--- Input data ---
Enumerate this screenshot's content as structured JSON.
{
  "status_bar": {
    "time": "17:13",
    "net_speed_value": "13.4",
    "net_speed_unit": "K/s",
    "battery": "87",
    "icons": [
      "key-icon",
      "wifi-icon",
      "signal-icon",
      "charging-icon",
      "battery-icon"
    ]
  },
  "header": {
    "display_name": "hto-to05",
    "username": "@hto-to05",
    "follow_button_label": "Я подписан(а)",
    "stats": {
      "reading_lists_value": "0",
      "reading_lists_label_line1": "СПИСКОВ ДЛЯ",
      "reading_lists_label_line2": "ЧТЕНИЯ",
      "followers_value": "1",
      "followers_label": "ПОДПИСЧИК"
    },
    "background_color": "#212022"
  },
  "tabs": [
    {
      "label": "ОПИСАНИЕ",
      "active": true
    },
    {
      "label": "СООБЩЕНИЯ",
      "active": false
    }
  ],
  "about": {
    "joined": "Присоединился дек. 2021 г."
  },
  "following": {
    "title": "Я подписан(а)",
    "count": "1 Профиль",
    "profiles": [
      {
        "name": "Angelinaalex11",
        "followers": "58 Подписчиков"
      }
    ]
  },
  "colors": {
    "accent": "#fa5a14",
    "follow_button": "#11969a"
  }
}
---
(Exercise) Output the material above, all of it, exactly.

(Output for this exercise)
Enumerate this screenshot's content as structured JSON.
{
  "status_bar": {
    "time": "17:13",
    "net_speed_value": "13.4",
    "net_speed_unit": "K/s",
    "battery": "87",
    "icons": [
      "key-icon",
      "wifi-icon",
      "signal-icon",
      "charging-icon",
      "battery-icon"
    ]
  },
  "header": {
    "display_name": "hto-to05",
    "username": "@hto-to05",
    "follow_button_label": "Я подписан(а)",
    "stats": {
      "reading_lists_value": "0",
      "reading_lists_label_line1": "СПИСКОВ ДЛЯ",
      "reading_lists_label_line2": "ЧТЕНИЯ",
      "followers_value": "1",
      "followers_label": "ПОДПИСЧИК"
    },
    "background_color": "#212022"
  },
  "tabs": [
    {
      "label": "ОПИСАНИЕ",
      "active": true
    },
    {
      "label": "СООБЩЕНИЯ",
      "active": false
    }
  ],
  "about": {
    "joined": "Присоединился дек. 2021 г."
  },
  "following": {
    "title": "Я подписан(а)",
    "count": "1 Профиль",
    "profiles": [
      {
        "name": "Angelinaalex11",
        "followers": "58 Подписчиков"
      }
    ]
  },
  "colors": {
    "accent": "#fa5a14",
    "follow_button": "#11969a"
  }
}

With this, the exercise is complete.